Hillary's Gender Bender

by Brian Solomon | 11/13/07 1:01am

Hillary Clinton, you have a choice to make. You can be a strong leader and forceful Democratic presidential candidate who stands as a credit to female equality in this country, or you can regress into a crybaby politician who hides behind her dresses and pantsuits.

Unfortunately for American voters everywhere, after the latest Democratic debate at Drexel University on Oct. 30, it appears that Senator Clinton has decided to take the latter road. In recent weeks cable news has christened Clinton the "unbeatable front-runner" and the "inevitable candidate;" it therefore came as no surprise when the other presidential hopefuls attacked her repeatedly on a number of issues ranging from health care and Iran to immigration reform and social security. Yet instead of standing steadily above the fray and accepting the criticisms with an unwavering resolve that had become so synonymous with her campaign, the former First Lady used campaign aides and surrogates to spin her rivals' political statements as deliberate harassment by male playground bullies.

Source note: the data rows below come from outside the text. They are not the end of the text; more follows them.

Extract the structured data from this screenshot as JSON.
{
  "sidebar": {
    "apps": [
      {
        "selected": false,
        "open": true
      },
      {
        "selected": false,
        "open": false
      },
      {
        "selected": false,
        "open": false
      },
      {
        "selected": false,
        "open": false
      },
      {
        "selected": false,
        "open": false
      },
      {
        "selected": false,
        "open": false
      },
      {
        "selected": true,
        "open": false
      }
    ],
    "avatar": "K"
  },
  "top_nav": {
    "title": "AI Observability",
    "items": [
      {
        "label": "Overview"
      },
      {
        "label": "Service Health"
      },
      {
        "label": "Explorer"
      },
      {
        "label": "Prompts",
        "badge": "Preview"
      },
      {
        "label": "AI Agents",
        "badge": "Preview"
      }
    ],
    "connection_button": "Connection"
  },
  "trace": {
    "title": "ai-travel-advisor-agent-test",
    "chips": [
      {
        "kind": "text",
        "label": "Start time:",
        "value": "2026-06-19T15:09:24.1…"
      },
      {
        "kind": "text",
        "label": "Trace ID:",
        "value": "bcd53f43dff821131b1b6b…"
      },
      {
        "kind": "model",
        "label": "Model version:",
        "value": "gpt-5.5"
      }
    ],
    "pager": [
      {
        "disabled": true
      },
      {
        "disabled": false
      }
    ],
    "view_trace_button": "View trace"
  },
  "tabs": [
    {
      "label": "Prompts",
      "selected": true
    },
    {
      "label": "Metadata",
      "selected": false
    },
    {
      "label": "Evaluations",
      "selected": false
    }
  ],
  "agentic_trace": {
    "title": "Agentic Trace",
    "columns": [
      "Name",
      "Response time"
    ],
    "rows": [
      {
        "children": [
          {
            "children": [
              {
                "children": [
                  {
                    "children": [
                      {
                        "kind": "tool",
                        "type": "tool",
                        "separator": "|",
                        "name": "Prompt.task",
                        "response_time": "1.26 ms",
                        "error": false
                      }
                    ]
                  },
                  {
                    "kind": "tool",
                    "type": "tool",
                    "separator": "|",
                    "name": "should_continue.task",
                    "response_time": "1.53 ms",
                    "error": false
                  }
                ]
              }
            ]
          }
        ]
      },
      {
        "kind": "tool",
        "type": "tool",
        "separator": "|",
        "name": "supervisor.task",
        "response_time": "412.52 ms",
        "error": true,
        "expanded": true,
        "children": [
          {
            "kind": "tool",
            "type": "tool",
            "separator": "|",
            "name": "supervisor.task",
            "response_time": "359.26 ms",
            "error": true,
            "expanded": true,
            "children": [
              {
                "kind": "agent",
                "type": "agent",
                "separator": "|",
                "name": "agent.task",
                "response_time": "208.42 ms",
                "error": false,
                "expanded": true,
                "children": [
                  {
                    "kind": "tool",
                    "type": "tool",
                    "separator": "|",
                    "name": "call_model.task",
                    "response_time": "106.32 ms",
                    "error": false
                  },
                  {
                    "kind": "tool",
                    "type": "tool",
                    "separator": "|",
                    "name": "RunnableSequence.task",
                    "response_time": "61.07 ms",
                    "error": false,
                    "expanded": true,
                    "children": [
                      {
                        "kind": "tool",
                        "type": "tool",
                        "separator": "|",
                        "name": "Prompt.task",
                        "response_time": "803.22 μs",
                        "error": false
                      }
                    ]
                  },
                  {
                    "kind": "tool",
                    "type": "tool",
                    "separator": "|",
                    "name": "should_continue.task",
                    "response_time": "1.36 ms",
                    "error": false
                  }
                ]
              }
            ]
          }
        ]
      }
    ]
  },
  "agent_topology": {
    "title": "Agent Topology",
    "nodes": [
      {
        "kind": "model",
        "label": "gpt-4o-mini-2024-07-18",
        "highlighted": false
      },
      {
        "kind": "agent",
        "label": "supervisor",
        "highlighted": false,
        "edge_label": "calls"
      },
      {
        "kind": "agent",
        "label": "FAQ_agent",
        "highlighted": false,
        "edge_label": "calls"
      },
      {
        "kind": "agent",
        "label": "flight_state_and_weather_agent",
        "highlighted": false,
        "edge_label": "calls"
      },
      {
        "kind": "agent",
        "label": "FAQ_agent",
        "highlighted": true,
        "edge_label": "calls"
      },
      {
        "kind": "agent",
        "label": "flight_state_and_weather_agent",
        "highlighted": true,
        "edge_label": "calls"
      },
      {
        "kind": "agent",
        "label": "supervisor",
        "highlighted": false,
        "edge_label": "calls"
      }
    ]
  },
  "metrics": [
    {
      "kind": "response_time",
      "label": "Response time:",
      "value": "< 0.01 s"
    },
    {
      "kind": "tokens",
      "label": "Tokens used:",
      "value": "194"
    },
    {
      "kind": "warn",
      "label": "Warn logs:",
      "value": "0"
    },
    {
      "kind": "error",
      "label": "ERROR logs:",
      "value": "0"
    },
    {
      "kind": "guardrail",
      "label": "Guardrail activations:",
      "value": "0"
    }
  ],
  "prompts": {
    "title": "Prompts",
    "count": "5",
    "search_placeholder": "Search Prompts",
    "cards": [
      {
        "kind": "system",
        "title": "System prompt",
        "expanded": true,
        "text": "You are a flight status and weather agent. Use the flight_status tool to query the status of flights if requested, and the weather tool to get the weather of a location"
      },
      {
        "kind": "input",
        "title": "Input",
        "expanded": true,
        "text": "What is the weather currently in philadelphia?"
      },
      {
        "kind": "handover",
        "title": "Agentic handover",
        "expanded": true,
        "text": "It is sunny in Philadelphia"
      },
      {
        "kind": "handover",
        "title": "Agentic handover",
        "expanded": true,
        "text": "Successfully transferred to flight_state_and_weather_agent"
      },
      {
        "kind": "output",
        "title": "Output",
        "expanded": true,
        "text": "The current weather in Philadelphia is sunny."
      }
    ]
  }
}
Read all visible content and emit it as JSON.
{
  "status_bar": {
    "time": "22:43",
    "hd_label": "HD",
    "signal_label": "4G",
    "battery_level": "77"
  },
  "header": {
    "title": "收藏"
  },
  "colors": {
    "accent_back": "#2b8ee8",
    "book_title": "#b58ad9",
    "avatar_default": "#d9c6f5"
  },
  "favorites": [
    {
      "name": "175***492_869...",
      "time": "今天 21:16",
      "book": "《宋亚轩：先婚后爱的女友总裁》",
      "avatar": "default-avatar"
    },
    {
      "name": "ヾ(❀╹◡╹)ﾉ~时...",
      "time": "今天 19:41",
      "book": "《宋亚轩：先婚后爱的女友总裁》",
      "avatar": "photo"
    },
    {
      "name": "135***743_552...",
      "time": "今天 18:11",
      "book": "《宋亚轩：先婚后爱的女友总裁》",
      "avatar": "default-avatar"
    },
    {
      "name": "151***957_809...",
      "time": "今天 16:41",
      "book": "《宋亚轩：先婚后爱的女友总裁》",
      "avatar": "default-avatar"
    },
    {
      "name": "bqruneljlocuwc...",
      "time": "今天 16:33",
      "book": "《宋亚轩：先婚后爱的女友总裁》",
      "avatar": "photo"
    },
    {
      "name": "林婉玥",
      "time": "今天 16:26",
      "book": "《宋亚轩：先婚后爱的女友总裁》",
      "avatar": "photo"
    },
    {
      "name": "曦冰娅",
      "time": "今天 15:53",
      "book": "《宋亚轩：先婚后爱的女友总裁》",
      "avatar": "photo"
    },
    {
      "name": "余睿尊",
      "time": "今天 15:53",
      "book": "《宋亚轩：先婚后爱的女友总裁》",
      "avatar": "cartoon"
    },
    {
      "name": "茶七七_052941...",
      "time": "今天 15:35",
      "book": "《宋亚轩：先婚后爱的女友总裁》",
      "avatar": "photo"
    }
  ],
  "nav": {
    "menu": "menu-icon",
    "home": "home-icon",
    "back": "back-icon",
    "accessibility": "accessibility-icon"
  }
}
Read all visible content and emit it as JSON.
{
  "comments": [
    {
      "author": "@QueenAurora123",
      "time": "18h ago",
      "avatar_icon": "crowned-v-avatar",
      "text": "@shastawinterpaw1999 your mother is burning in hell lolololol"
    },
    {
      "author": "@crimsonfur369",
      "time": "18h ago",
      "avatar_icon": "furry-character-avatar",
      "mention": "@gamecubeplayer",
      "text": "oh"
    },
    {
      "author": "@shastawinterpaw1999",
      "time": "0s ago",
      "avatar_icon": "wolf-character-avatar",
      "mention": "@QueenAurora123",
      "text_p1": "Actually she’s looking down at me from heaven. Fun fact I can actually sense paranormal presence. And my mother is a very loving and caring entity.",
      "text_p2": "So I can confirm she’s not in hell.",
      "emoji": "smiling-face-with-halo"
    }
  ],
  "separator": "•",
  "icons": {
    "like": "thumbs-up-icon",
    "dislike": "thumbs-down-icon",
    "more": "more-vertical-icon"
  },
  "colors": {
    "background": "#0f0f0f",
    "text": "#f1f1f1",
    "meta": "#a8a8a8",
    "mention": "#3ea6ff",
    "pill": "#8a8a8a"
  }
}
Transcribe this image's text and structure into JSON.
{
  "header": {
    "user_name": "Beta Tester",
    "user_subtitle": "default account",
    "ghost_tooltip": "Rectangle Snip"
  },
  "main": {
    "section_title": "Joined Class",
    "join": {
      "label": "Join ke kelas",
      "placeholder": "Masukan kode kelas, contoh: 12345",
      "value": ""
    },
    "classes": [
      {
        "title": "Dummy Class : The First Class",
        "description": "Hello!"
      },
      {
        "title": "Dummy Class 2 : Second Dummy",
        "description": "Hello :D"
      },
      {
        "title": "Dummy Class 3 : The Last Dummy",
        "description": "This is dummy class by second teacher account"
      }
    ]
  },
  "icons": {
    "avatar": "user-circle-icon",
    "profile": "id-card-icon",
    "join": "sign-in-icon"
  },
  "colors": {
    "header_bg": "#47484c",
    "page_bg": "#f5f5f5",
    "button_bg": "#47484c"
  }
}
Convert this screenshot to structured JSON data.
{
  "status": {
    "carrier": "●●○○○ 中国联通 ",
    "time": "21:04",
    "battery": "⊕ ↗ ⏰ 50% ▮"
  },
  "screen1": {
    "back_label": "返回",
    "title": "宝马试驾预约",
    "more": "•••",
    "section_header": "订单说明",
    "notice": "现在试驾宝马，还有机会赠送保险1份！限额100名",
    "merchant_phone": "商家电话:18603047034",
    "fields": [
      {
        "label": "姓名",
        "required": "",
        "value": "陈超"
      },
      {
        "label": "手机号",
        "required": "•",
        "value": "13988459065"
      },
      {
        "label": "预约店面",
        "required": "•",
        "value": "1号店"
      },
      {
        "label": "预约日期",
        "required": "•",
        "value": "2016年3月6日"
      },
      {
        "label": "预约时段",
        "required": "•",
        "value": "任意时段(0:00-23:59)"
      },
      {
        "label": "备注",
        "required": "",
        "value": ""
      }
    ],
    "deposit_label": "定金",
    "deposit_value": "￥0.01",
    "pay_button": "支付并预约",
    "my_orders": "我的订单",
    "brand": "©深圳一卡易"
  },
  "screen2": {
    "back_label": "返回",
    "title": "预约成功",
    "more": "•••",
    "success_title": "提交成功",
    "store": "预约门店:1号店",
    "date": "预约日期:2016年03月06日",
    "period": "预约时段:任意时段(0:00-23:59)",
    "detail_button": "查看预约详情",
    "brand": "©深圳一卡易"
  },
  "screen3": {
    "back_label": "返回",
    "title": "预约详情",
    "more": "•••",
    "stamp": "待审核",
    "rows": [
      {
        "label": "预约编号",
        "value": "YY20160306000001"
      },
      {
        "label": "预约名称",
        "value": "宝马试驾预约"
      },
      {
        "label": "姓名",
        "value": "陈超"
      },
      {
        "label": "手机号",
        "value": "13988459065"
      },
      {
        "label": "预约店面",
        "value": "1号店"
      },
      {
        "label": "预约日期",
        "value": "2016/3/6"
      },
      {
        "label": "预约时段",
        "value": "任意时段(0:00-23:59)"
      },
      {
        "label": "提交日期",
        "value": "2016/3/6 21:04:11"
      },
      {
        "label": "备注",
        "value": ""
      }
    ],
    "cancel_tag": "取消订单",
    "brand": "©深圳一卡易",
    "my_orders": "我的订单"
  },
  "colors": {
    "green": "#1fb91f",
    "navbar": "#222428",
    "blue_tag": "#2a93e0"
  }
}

Less than 24 hours after the debate, Clinton accepted the endorsement of the American Federation of State, County and Municipal Employees, where Union President Gerald McEntee presented Clinton with a pair of boxing gloves. "Six guys against Hillary," he said. "I'd call that a fair fight." While the words technically originated outside of the campaign, in today's world of artfully scripted politics, we can be sure that Clinton's advisors approved of McEntee's language. After all, the short speech reiterated a theme of "piling on" with gender connotations that Clinton's campaign adopted in the hours and days following her sub-par performance in Philadelphia.

On the same day as the boxing glove photo opportunity, Clinton's campaign emailed supporters and published a press release emphasizing the Senator's status in the campaign as "One Strong Woman" whom everyone else was "attacking," landing "jabs," and "piling on." Then on Thursday Nov. 1, Clinton spoke at Wellesley College, her alma mater and one of the original women's liberal arts colleges known as the Seven Sisters. There she joked about competing in "the all-boys' club of presidential politics."

As the first legitimate female candidate for president in this country's history, it is sad to see Senator Clinton spin her poor performance in the debate as an unfair attack, especially when implying a connection to her gender. She posted a video on her campaign website entitled, "The Politics of Pile On," which edited together footage from the latest debate to show every time the men "ganged up on her" with Mozart's "Marriage of Figaro" playing in the background. In addition, popular former President Bill Clinton compared the remarks by his wife's rivals to the dishonest Swift Boat attack ads run against Senator John Kerry when he ran for President in 2004. Are you serious? When did legitimate policy criticisms in a debate -- which is, by definition, a formal discussion in which opposing arguments are put forward -- become the same as malicious and fraudulent attempts to sabotage a campaign?

Geraldine Ferraro, the first woman vice presidential candidate in 1984 and a Clinton supporter, said in The New York Times that the other candidates, "as well as the press, would never attack Barack Obama for two hours the way they attacked her." Clinton's campaign surrogate continued to talk about this supposed double standard, saying, "It's OK in this country to be sexist. It's certainly not OK to be racist." But imagine the public and media outcry if Obama, the leader in the polls of this hypothetical situation, played the race card and remarked after a poor showing in a debate that he's the "Strong Black Candidate" who is fighting in an "all-whites' club." Clinton, Obama and Bill Richardson (who is Hispanic) all work in admittedly difficult positions as minorities within a political sphere dominated by people who do not reflect the great diversity in our country. But that disadvantage does not give the candidates free license on which to blame their own shortcomings.

The bottom line is, Clinton cannot have it both ways. She can't play rough politics and portray herself as a leader who will take no prisoners, then drop the gender card at the first hint of problems -- especially when the attacks are far from personal. If Clinton fails to handle desperate jabs from candidates who are simply trying to catch up in the polls, how will she respond in real crises of international proportion? Mahmoud Ahmadinejad certainly will not tremble if our next president feigns sexism.